▶ **TASK DETAILS**
Sort through the material below and copy each line with "photo".

▶ **DATA SUPPLIED**

+ + +

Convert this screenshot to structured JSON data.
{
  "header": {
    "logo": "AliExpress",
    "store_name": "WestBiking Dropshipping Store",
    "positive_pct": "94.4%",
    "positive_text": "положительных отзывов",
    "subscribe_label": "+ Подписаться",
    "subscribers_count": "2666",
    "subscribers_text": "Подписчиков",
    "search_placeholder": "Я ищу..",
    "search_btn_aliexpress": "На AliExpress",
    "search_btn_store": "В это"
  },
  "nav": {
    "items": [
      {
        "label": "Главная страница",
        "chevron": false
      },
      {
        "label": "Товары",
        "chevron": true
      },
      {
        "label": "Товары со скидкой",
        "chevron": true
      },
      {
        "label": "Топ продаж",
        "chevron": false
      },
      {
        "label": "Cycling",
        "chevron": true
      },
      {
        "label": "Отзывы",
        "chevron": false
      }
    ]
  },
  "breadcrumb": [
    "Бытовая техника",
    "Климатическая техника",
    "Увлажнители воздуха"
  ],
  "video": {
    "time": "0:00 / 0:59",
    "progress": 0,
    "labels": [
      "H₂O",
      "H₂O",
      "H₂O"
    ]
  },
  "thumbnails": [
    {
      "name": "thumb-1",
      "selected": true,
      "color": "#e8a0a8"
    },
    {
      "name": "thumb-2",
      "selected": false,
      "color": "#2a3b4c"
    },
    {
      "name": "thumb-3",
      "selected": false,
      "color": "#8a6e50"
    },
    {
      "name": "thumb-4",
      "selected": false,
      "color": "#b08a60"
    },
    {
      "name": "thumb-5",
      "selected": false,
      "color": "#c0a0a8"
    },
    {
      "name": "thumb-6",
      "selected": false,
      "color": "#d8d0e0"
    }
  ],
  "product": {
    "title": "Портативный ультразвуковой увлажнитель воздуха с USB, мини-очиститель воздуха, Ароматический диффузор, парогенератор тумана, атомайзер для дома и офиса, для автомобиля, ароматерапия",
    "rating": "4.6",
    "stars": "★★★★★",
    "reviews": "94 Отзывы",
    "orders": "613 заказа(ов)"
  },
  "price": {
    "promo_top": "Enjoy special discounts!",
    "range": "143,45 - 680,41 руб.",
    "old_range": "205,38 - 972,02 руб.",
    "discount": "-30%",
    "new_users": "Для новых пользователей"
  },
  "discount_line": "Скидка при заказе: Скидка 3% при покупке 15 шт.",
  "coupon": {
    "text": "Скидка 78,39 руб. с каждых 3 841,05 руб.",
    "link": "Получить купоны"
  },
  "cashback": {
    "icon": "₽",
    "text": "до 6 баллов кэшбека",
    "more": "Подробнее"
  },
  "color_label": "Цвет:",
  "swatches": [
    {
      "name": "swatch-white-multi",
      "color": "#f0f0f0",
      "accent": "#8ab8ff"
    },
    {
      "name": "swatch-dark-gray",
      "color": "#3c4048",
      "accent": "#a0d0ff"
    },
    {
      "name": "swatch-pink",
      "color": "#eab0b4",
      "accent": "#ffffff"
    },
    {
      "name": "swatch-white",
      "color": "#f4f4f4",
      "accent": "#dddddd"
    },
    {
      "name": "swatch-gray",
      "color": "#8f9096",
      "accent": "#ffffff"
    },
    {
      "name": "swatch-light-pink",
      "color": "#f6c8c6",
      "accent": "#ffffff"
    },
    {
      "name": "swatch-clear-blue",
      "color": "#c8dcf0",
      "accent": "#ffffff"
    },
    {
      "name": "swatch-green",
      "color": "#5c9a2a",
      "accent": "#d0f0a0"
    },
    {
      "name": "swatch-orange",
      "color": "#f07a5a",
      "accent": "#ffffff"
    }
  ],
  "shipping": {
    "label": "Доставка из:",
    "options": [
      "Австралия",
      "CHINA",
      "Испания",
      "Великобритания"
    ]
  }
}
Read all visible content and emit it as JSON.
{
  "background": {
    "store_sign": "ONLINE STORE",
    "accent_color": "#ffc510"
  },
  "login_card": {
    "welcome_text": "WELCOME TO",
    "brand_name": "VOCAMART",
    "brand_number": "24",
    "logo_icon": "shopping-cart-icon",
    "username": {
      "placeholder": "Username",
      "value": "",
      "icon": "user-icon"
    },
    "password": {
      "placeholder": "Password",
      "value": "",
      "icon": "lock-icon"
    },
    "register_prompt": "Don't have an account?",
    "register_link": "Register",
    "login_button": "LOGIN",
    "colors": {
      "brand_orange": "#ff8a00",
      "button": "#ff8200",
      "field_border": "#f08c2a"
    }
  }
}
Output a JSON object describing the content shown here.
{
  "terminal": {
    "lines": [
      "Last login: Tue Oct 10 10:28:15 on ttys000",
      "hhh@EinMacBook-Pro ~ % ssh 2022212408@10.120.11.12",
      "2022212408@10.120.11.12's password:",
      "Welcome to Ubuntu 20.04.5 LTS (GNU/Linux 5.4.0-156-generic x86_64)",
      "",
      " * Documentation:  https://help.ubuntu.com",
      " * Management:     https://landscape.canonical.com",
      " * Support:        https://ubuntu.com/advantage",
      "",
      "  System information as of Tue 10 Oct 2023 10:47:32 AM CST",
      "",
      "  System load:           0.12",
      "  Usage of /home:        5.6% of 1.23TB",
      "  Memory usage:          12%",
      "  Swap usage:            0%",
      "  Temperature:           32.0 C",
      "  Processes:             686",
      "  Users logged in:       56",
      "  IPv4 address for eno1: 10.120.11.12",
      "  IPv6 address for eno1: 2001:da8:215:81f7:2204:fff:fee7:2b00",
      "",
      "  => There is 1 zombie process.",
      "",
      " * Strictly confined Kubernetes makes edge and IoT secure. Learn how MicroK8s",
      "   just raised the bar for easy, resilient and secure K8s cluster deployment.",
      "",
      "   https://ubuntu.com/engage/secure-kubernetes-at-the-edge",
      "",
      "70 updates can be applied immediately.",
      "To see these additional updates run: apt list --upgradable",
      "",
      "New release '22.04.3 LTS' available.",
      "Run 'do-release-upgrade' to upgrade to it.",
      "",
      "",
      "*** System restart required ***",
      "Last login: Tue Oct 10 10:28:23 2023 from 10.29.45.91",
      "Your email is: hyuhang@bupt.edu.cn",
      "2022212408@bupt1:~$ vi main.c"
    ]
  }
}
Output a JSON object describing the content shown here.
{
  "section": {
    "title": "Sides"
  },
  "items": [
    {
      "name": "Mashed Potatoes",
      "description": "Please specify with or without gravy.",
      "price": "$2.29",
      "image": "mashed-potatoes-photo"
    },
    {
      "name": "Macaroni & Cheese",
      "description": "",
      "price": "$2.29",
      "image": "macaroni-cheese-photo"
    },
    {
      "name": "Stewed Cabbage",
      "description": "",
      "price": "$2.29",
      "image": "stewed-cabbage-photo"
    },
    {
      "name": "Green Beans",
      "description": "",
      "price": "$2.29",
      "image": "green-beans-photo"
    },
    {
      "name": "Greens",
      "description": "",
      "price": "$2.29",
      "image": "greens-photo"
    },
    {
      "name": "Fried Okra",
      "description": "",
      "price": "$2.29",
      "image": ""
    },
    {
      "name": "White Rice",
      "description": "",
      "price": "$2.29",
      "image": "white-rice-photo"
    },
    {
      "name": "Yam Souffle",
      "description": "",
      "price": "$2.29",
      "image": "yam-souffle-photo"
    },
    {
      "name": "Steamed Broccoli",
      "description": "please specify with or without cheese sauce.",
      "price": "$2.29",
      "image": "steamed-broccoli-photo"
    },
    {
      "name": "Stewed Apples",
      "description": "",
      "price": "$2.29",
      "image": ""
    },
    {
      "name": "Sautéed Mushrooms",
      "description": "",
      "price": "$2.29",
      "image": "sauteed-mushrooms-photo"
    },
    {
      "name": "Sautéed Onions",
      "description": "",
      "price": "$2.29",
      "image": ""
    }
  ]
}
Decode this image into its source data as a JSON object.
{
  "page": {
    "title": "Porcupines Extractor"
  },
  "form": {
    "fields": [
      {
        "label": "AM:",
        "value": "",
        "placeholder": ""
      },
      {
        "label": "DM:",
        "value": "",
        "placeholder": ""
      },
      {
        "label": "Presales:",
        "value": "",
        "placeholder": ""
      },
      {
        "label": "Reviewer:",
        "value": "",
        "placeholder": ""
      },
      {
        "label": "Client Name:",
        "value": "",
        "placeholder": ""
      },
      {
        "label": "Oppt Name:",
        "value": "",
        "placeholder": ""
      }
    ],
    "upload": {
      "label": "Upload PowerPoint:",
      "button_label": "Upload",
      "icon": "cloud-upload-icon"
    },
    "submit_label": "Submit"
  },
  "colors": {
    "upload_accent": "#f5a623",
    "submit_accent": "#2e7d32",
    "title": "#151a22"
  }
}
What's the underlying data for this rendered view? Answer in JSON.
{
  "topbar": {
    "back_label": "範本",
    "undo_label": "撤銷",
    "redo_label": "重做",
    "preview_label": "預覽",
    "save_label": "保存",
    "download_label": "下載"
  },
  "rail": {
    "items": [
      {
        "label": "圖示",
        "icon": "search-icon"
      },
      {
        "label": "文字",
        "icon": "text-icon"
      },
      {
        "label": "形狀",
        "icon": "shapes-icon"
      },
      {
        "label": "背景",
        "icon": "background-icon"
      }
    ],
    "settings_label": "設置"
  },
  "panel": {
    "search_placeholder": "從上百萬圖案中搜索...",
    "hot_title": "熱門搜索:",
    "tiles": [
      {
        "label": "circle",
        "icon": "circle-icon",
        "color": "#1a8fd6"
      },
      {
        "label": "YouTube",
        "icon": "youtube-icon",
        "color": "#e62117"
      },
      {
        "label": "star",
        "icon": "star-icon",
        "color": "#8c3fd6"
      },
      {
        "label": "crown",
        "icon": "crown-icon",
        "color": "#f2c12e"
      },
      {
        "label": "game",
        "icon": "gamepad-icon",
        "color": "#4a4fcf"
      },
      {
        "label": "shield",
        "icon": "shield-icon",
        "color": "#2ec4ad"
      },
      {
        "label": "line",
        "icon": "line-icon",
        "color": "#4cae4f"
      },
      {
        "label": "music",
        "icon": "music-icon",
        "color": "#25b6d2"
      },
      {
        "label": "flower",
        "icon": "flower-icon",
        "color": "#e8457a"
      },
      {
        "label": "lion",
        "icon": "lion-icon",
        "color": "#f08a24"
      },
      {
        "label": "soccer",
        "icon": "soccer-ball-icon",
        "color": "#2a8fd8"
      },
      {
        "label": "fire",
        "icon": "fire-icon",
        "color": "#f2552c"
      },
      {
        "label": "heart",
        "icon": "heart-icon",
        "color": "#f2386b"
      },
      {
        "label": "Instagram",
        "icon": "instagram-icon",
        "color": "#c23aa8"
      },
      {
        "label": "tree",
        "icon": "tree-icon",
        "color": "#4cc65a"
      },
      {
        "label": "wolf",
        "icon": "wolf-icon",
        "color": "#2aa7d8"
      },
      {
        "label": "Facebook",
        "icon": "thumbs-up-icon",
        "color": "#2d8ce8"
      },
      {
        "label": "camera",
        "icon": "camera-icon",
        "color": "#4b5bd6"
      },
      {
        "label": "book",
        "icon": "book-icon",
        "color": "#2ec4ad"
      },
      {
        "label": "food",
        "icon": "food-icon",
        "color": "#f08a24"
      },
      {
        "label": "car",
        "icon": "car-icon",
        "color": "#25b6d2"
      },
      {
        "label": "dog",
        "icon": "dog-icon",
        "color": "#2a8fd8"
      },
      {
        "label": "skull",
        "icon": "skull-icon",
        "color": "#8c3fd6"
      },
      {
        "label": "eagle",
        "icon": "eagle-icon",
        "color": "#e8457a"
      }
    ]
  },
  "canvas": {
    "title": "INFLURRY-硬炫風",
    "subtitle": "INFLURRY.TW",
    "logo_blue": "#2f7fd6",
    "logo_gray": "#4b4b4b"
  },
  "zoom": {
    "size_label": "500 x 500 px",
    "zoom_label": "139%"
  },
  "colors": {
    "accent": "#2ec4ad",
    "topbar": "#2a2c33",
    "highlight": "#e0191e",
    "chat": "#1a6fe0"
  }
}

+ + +

▶ **EXPECTED ANSWER**
      "image": "mashed-potatoes-photo"
      "image": "macaroni-cheese-photo"
      "image": "stewed-cabbage-photo"
      "image": "green-beans-photo"
      "image": "greens-photo"
      "image": "white-rice-photo"
      "image": "yam-souffle-photo"
      "image": "steamed-broccoli-photo"
      "image": "sauteed-mushrooms-photo"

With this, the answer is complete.